- **Data records for software interfaces**:
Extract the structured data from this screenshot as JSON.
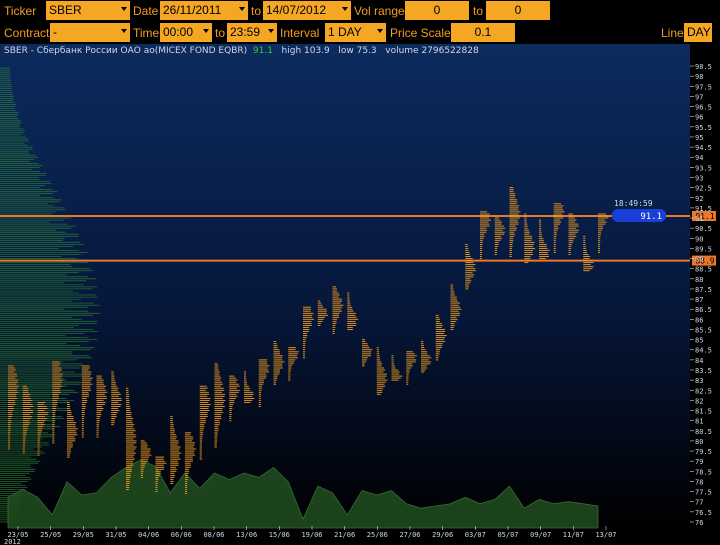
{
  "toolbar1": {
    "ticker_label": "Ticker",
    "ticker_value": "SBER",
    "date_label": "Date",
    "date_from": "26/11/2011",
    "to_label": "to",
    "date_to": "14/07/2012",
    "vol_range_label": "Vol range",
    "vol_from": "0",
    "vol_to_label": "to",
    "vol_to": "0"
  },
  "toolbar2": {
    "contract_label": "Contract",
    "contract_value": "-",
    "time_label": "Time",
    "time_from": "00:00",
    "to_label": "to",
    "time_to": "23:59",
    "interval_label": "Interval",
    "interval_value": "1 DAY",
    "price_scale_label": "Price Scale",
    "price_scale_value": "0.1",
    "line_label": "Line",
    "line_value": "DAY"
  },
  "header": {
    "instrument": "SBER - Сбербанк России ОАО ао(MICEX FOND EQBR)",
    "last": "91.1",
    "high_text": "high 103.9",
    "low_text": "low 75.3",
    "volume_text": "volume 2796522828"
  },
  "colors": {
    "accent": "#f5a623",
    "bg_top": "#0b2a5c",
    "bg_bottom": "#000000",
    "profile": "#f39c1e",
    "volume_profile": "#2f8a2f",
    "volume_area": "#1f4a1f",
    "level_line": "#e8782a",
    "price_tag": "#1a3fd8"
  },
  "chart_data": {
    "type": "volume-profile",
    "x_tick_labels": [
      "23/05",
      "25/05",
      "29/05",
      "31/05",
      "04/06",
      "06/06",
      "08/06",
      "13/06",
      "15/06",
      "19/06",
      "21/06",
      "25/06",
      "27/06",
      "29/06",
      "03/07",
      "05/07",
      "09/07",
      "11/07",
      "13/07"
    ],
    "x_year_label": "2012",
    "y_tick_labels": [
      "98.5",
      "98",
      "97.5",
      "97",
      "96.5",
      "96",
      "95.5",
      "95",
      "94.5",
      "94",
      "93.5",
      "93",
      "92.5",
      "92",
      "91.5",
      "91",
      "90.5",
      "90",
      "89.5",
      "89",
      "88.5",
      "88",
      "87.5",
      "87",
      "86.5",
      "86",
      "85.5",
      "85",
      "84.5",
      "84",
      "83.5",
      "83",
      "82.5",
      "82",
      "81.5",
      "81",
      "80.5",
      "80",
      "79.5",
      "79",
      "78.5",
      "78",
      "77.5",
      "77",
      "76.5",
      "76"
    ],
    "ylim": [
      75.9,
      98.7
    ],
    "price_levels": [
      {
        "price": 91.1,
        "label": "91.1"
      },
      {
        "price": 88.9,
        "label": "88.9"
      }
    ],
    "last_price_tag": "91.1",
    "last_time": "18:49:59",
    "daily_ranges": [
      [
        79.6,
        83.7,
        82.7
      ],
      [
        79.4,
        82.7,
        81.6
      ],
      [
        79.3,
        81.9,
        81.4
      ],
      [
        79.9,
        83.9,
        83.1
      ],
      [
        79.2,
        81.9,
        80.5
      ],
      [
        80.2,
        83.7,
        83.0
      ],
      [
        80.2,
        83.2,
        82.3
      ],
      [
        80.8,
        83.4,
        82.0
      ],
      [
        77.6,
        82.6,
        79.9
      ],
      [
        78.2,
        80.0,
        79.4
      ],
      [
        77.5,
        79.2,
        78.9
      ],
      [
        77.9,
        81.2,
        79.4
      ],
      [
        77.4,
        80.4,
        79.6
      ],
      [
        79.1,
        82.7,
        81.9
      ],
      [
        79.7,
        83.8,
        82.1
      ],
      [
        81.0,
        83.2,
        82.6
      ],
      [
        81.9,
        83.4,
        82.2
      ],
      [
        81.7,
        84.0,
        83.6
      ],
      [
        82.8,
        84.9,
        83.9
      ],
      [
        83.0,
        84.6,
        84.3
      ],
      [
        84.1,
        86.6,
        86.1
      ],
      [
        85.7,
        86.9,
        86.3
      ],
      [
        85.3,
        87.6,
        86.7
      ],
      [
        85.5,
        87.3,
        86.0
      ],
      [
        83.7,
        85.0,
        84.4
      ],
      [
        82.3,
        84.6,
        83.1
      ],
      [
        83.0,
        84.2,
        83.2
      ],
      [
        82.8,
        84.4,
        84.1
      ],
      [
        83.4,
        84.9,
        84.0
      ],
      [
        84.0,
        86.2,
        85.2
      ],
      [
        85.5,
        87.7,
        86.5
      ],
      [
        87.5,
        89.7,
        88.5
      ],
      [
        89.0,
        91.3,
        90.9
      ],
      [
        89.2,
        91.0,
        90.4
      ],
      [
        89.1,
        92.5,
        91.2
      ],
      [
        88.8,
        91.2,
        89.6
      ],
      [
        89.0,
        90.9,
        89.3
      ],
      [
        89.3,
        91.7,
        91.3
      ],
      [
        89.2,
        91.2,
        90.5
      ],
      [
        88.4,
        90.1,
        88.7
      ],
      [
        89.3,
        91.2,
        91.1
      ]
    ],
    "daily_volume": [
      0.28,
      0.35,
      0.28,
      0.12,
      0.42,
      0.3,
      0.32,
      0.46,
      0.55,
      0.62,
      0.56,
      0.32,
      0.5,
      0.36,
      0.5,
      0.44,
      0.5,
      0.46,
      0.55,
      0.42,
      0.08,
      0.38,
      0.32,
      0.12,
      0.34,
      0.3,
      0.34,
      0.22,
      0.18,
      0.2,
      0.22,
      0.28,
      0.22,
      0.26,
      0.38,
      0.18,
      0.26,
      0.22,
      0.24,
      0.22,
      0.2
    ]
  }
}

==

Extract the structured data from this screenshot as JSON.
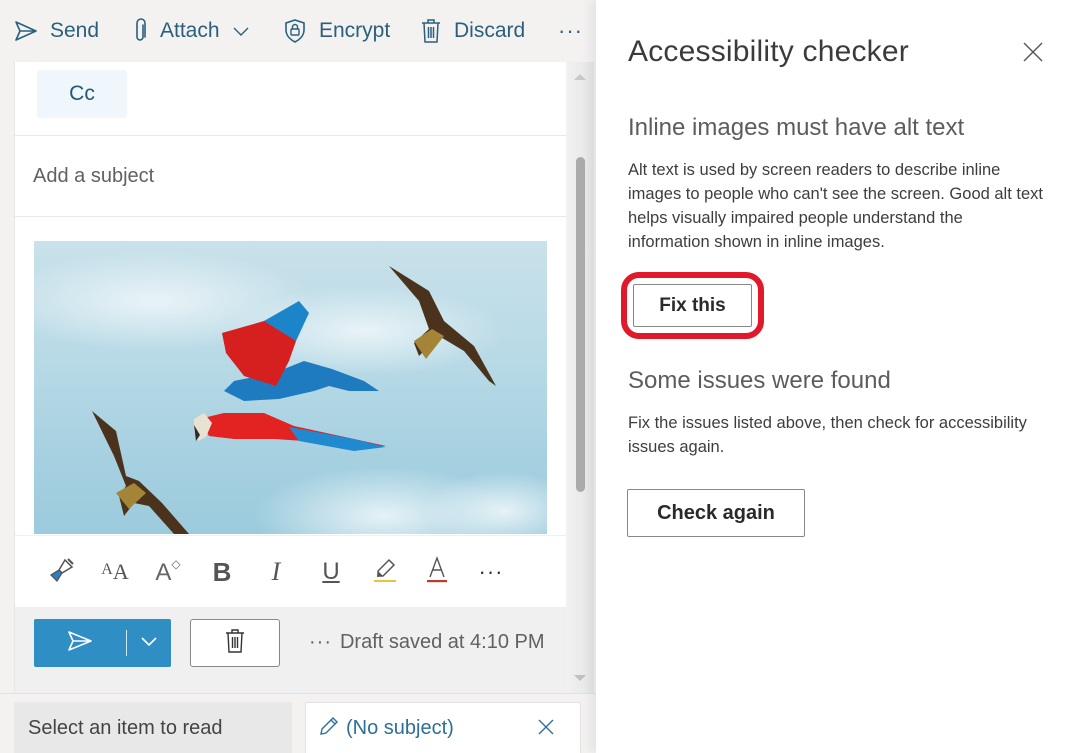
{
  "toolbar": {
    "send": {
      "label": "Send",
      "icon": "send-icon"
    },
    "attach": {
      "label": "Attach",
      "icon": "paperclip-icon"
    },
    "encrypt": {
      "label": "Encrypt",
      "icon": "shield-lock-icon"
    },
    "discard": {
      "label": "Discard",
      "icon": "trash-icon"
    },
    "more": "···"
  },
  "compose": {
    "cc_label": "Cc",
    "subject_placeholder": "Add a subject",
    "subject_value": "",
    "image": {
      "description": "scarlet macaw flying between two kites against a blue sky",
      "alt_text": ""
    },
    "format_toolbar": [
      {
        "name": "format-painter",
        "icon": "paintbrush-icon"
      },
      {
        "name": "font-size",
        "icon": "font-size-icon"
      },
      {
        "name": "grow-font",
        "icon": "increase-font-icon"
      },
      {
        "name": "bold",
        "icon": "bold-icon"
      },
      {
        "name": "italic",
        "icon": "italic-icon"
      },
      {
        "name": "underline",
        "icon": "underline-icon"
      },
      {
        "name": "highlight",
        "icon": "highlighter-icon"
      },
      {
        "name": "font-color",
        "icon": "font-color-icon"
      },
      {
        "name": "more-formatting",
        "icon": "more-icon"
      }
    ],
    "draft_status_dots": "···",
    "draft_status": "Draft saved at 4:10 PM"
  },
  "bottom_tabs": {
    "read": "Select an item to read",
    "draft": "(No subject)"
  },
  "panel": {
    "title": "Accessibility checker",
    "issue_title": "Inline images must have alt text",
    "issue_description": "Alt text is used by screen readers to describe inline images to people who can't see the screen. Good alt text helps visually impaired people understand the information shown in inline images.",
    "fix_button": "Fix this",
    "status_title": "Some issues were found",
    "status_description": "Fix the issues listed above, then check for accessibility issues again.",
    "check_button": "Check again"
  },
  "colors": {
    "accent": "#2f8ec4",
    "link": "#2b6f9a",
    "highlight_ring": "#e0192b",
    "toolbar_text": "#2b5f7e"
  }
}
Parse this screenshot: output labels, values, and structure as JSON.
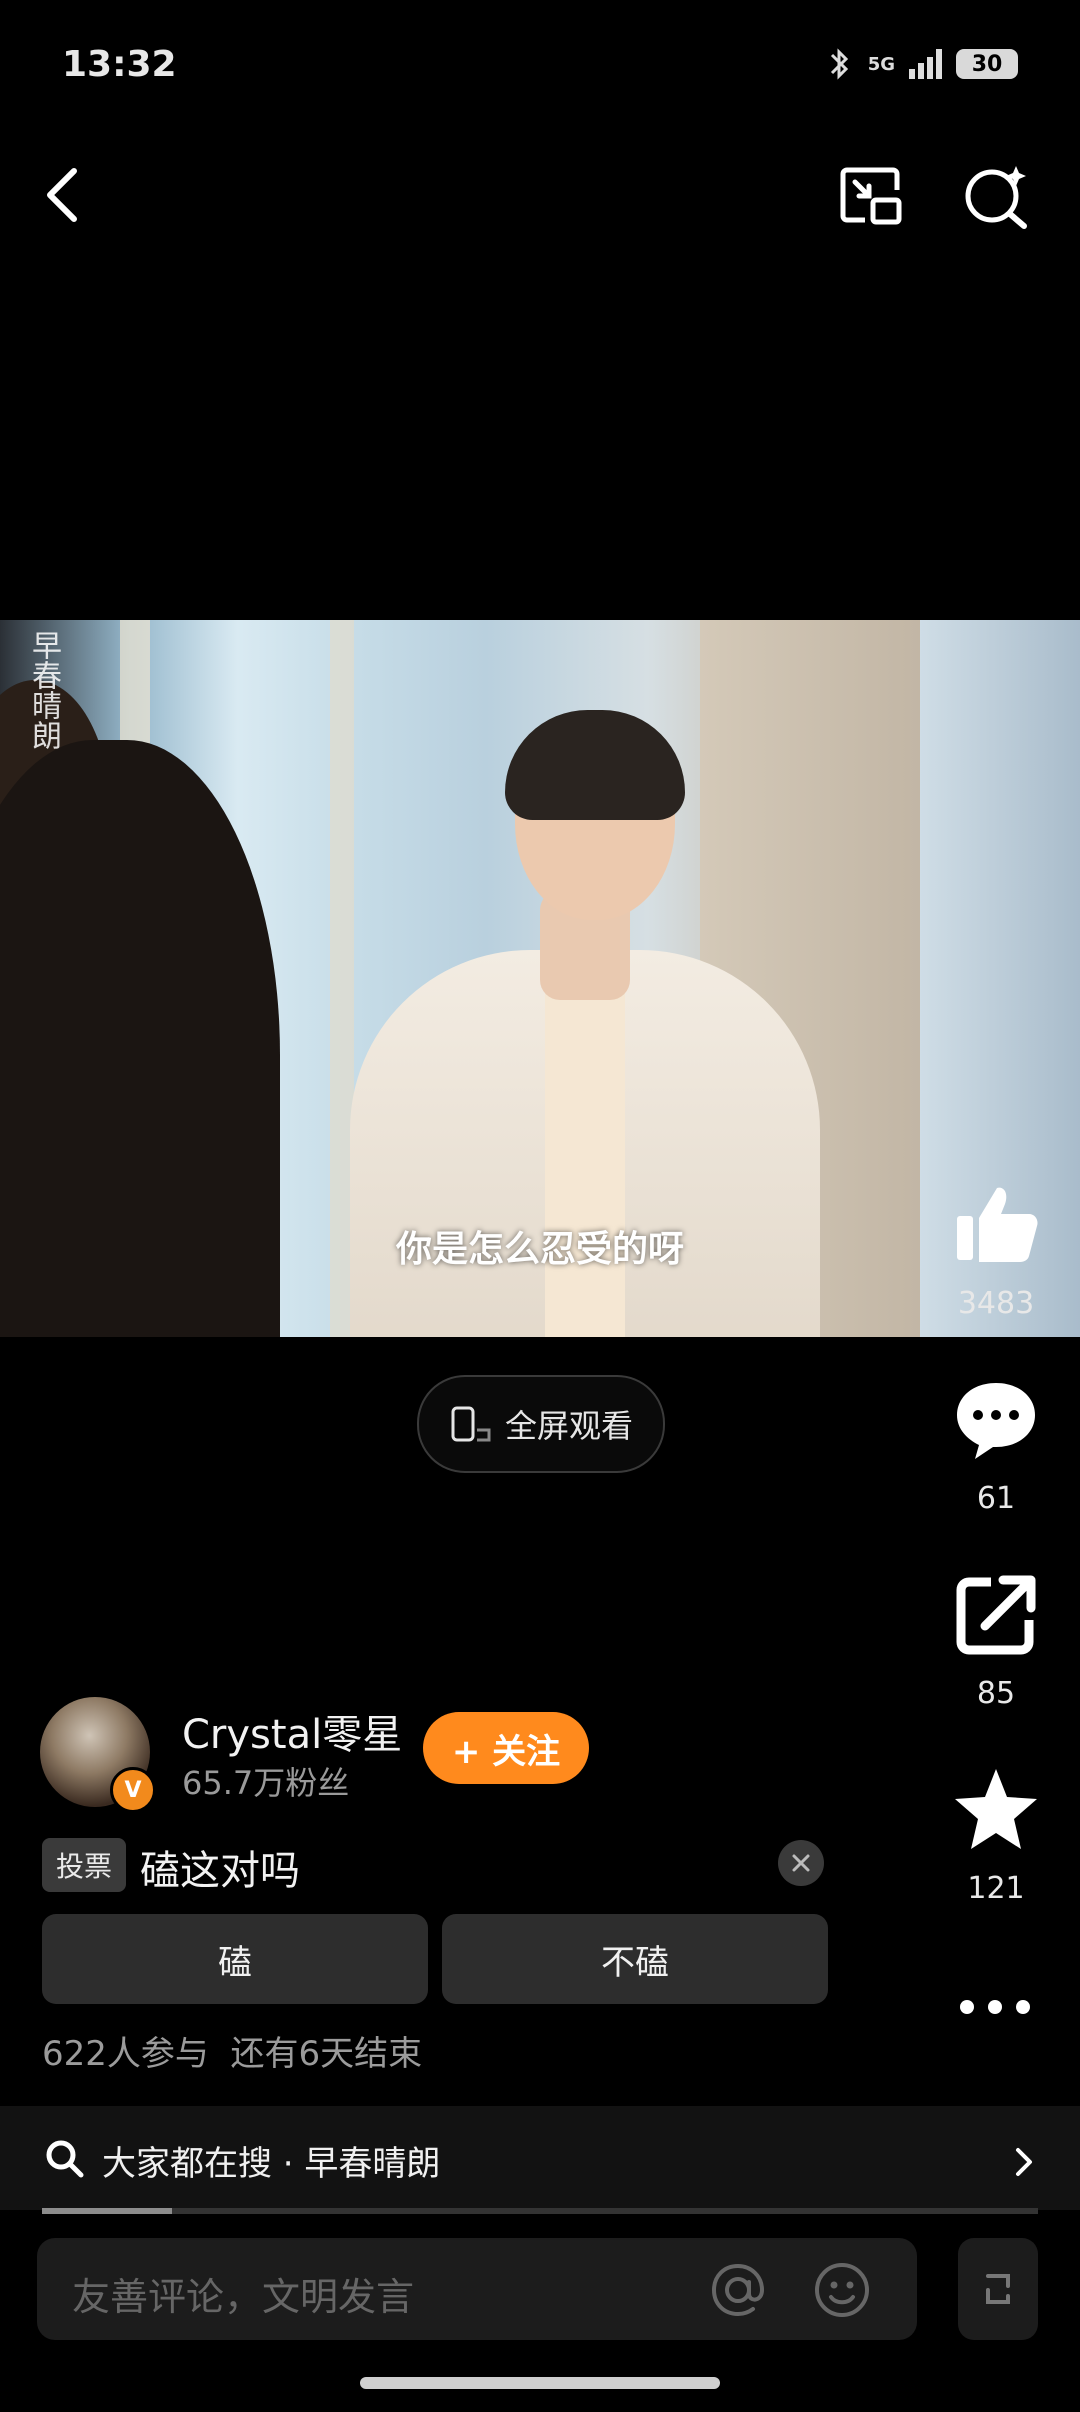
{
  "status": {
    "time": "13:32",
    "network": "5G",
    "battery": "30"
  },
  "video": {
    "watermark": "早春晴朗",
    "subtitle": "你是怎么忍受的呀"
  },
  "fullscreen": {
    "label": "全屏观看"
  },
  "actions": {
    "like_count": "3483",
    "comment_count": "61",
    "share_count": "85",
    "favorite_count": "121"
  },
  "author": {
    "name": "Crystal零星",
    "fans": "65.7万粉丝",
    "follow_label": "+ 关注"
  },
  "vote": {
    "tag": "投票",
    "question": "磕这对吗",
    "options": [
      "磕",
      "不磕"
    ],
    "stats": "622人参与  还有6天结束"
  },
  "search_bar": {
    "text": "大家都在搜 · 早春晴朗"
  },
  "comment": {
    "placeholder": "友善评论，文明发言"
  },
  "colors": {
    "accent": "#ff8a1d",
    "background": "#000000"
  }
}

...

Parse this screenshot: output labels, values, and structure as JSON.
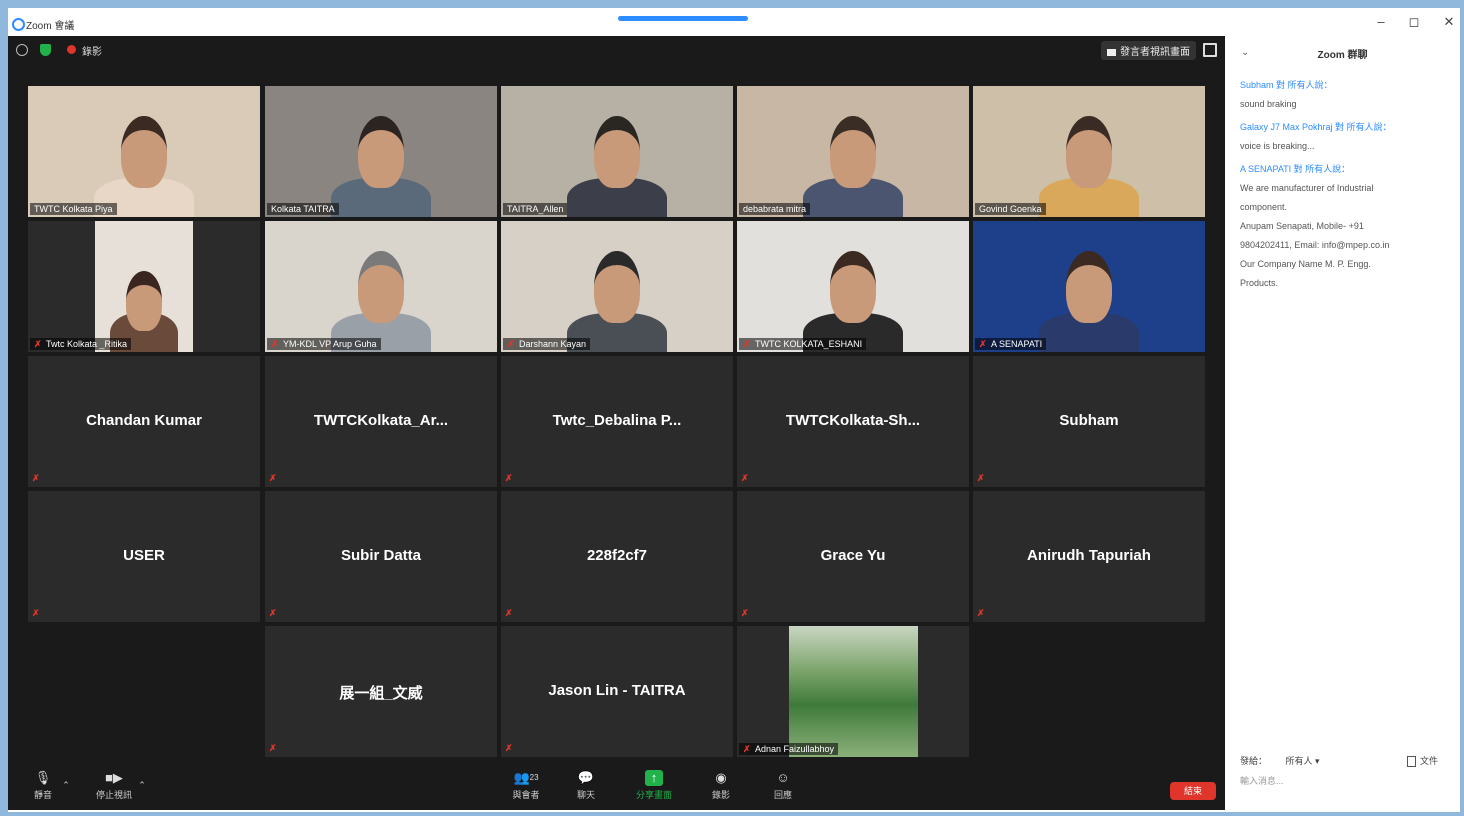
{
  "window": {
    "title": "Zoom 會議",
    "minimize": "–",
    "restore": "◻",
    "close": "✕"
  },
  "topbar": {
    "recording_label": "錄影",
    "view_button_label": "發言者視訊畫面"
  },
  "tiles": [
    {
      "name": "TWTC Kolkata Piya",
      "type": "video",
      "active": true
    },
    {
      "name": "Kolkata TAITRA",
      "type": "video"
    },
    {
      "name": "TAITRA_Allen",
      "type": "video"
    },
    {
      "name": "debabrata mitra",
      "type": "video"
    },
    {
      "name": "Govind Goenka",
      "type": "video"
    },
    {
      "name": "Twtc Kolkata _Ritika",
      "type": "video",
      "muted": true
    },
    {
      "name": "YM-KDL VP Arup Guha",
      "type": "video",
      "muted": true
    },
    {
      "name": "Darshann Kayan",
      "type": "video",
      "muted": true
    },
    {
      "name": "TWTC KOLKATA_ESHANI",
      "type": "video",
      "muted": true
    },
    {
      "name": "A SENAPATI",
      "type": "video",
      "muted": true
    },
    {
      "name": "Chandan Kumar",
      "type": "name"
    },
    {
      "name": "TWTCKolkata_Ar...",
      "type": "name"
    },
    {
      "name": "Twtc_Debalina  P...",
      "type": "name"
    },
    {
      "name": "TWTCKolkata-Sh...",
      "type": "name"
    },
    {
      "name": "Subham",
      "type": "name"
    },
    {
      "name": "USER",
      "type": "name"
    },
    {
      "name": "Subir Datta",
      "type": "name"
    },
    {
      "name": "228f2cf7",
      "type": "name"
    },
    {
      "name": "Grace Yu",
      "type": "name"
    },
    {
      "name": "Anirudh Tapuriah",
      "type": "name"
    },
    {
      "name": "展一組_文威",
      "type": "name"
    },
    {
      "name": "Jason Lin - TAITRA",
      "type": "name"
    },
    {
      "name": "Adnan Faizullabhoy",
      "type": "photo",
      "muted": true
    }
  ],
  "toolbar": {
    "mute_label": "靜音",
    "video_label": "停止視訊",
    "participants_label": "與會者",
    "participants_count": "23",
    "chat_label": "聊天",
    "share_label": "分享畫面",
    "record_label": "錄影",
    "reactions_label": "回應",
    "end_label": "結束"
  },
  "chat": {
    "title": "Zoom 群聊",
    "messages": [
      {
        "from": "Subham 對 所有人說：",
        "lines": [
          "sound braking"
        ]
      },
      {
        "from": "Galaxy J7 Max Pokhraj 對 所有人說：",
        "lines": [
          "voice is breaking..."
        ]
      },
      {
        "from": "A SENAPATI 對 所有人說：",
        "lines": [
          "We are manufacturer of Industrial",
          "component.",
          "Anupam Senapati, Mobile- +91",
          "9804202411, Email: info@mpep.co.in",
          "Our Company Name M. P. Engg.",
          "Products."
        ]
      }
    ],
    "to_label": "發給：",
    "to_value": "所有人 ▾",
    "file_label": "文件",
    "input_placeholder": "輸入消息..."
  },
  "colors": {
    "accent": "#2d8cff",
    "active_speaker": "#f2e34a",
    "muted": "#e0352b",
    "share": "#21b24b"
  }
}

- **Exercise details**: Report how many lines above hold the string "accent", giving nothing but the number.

- **Your response**: 4